(Stored data entries)
----------------------------------------
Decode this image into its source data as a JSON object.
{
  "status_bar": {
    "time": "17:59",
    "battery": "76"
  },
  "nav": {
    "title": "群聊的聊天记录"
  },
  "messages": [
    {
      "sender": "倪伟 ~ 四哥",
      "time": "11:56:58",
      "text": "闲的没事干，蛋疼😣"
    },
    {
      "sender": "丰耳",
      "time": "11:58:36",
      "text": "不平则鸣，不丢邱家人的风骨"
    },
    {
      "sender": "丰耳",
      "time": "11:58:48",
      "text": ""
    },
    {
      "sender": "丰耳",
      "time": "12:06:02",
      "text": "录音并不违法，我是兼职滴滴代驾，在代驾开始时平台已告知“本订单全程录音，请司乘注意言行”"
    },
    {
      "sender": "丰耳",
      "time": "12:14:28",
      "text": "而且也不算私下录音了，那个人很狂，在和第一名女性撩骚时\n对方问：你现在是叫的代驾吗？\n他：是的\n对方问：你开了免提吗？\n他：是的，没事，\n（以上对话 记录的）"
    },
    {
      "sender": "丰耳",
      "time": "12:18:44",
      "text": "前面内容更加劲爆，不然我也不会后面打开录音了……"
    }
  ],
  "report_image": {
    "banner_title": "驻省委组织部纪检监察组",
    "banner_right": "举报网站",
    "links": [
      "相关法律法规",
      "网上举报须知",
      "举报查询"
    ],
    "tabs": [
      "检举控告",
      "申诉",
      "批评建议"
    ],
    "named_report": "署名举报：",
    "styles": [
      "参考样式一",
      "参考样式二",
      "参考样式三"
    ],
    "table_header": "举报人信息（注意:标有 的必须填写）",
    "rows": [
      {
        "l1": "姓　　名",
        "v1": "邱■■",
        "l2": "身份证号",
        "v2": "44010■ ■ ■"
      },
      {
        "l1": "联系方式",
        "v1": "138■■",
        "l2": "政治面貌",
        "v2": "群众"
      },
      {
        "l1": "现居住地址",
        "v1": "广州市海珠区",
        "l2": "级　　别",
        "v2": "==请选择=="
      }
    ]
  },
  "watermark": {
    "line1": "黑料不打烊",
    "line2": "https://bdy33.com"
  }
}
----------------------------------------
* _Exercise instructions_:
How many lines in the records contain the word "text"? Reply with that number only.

* _Output_:
6